  • 1 8-02-2011 at 9:09 am

    tdr said...

    There already exists a precedent on that matter. “Frozen river”, which was based on a previous short in which both leads appear, ended up being nominated for Best Original Screenplay.

  • 2 8-02-2011 at 9:30 am

    Guy Lodge said...

    Good point. Thanks.

  • 3 8-02-2011 at 10:06 am

    Dana Jones said...

    It will interesting to see how this film plays… will it eventually get a wide release? Considering the Olsen twins’ star is waning and Elizabeth Olsen isn’t “mainstream” material yet (although from the looks of it, this film should give her the chance to “break-out”), I wonder how Fox Searchlight will advertise this film to a wider audience. Either way, I’m stoked for it and I will definitely be checking it out.

  • 4 8-02-2011 at 11:59 am

    Bia said...

    I think Elizabeth Olsen is very intriguing and always very thoughtful in her interviews. Hopefully she makes it all the way.

  • 5 8-02-2011 at 12:26 pm

    kel said...

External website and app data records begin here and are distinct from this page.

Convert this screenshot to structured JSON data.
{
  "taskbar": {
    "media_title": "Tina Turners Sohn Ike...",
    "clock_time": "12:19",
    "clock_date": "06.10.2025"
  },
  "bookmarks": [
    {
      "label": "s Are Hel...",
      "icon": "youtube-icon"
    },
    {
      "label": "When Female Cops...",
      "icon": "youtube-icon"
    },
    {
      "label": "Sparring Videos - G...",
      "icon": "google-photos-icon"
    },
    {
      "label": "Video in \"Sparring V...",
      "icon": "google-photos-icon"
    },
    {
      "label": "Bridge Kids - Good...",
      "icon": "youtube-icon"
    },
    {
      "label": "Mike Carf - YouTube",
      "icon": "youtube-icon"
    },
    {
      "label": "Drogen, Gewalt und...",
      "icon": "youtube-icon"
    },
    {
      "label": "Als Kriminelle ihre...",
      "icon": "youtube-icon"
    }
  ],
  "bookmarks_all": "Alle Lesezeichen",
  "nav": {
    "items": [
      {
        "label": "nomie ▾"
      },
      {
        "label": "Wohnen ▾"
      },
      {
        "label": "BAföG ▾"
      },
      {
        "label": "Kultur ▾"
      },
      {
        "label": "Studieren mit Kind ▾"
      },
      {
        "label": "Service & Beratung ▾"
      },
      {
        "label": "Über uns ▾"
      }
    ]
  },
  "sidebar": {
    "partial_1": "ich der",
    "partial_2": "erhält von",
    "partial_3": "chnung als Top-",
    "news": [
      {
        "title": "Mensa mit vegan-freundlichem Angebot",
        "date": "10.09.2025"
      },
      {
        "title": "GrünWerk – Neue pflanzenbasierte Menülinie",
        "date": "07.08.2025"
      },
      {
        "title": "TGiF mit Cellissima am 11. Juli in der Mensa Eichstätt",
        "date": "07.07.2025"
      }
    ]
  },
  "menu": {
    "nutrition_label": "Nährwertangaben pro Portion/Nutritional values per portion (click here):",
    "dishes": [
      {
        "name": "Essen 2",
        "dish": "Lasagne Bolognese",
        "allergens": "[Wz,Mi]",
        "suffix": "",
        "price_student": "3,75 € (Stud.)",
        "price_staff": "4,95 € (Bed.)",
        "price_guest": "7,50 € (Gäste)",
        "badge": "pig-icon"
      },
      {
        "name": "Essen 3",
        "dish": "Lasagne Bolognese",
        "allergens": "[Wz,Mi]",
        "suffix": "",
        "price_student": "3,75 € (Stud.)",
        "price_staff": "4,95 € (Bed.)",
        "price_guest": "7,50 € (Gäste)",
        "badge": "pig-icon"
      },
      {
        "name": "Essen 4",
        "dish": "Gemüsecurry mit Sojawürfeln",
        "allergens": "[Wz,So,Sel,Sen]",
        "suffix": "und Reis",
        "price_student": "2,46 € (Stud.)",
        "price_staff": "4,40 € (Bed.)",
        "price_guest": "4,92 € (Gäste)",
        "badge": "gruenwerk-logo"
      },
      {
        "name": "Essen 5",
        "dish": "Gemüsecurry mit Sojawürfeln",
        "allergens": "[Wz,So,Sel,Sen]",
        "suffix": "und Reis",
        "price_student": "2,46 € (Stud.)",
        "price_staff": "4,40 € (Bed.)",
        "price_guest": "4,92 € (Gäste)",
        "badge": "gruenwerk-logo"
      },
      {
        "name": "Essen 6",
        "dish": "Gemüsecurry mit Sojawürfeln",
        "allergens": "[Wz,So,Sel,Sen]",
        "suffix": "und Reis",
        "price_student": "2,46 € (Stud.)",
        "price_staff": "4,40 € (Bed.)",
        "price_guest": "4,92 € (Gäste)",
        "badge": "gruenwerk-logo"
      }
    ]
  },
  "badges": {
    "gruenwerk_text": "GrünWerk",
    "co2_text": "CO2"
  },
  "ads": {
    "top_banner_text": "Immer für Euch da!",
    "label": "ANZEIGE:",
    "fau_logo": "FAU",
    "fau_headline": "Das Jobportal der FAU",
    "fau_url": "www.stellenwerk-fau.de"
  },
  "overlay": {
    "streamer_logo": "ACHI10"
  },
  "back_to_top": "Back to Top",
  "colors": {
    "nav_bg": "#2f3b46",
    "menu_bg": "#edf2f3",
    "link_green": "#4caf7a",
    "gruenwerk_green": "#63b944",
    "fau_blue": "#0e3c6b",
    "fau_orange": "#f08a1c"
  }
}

    is there no buzz for John Hawkes? He could easily be dragged into the awards season like he was last year by Jennifer Lawrence..

  • 6 8-02-2011 at 12:40 pm

    Guy Lodge said...

    He’s excellent in the film, but I’m not sure if the role is substantial enough to catch voters’ attention — though he does have the post-nomination afterglow effect in his favour.

  • 7 8-02-2011 at 6:06 pm

    m1 said...

    I actually have Hawkes down as the winner for my Best Supp. Actor predictions right now, but if his role isn’t very big, then I can’t imagine it panning out.

  • 8 8-02-2011 at 9:52 pm

    General Butt Fucking Naked said...

    The role’s not huge, but I think it’s got the meat and range to register. His oscillation from seductive to terrifying is deeply unsettling, and I think he gives the character a greater complexity than is on the page. I wouldn’t count him out just yet.

  • 9 8-02-2011 at 11:16 pm

    Dooby said...

    I’m with Guy on this one, I’m not sure the role is substantial enough and the category looks packed this year!

    The movie would be on my Best Picture predictions if it was still ten, now I’m worried indies will really suffer from the rule change.

  • 10 8-02-2011 at 11:30 pm

    Simon Warrasch said...

    I really hope and i really think at thise point that the movie and the screenplay could be nominated, and i cross my fingers for Elizabeth Olsen for Lead Actress and John Hawkes for Supporting Actor.

  • 11 8-03-2011 at 1:48 am

    Chris said...

    John Hawkes should get a nom for this, his mere presence raised the tension in every scene he was in, but it’s way to early to guess in a category that is looking to be very competitive (Albert Brooks, Christopher Plummer, Viggo Mortensen and possibly John C Riley among the many others.)

  • 12 8-03-2011 at 8:55 pm

    BEF said...

    Thanks Guy!